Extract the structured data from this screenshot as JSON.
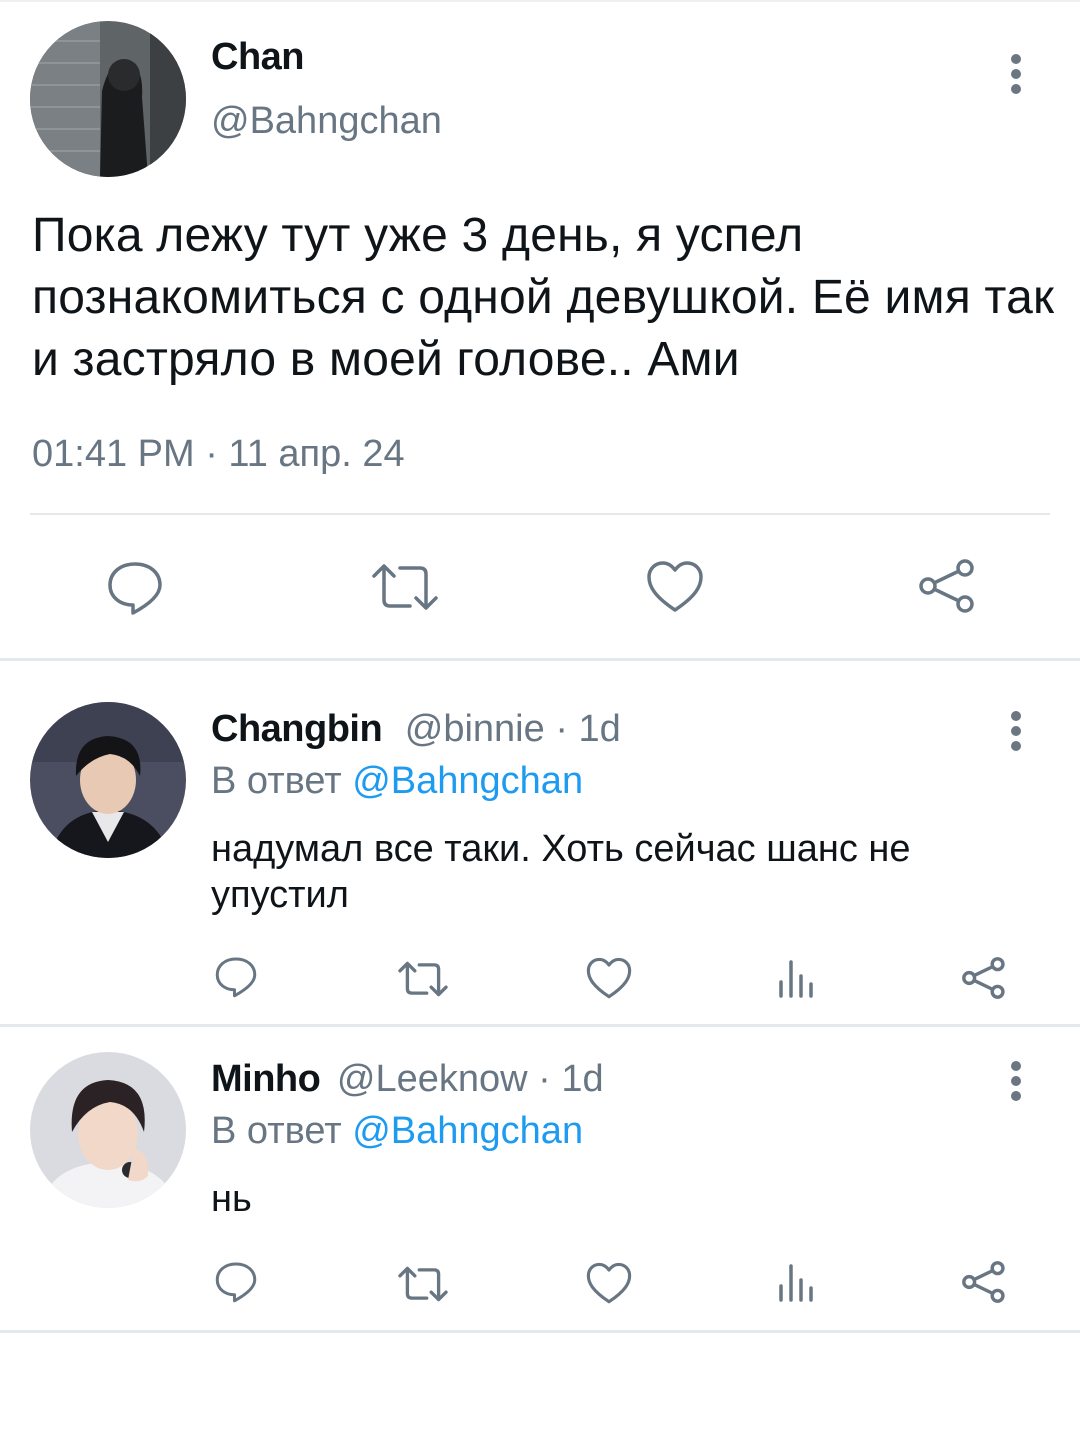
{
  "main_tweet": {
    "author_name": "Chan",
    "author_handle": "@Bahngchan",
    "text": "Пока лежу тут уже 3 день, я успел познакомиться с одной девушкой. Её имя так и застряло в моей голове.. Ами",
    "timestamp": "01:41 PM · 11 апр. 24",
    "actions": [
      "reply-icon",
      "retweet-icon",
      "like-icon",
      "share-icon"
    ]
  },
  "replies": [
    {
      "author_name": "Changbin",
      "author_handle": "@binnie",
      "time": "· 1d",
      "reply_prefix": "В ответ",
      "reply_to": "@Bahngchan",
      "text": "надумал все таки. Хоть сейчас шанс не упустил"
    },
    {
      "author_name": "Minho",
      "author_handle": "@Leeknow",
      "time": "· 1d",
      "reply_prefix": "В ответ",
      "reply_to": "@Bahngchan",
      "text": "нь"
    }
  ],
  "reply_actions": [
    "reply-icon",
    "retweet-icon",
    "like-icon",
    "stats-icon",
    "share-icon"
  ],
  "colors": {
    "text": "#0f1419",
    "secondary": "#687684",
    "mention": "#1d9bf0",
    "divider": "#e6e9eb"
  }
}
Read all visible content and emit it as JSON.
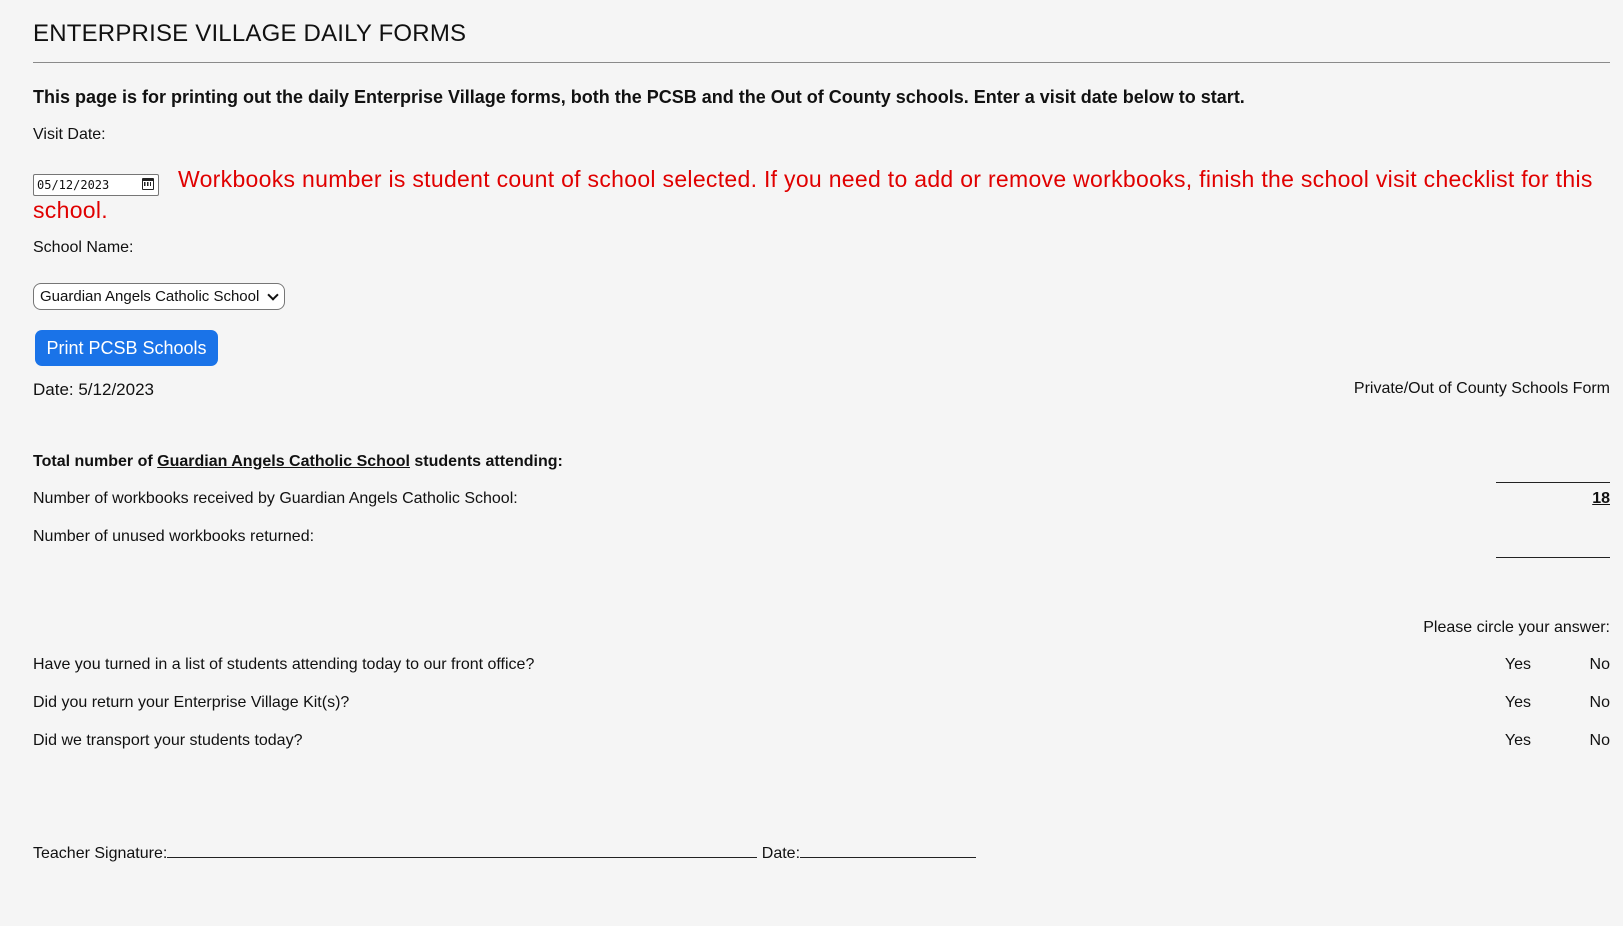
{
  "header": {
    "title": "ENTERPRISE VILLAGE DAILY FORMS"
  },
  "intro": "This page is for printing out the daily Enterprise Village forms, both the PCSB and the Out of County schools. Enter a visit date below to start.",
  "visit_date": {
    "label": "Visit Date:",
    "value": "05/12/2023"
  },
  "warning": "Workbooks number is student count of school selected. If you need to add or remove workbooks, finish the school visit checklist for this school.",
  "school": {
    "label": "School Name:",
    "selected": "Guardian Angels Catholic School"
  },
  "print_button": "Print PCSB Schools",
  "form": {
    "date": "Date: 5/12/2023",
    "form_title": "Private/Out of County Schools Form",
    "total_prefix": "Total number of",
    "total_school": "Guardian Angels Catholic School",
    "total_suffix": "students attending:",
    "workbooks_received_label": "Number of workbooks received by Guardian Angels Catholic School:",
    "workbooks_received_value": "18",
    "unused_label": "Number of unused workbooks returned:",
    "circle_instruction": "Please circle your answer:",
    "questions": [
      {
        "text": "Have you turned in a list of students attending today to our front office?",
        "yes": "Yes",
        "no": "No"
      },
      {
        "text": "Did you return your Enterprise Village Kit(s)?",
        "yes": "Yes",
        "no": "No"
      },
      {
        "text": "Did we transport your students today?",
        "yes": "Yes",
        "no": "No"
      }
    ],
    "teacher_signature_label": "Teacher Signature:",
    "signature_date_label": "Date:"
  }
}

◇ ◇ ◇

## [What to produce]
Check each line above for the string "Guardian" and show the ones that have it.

## [The completed task]
    "selected": "Guardian Angels Catholic School"
    "total_school": "Guardian Angels Catholic School",
    "workbooks_received_label": "Number of workbooks received by Guardian Angels Catholic School:",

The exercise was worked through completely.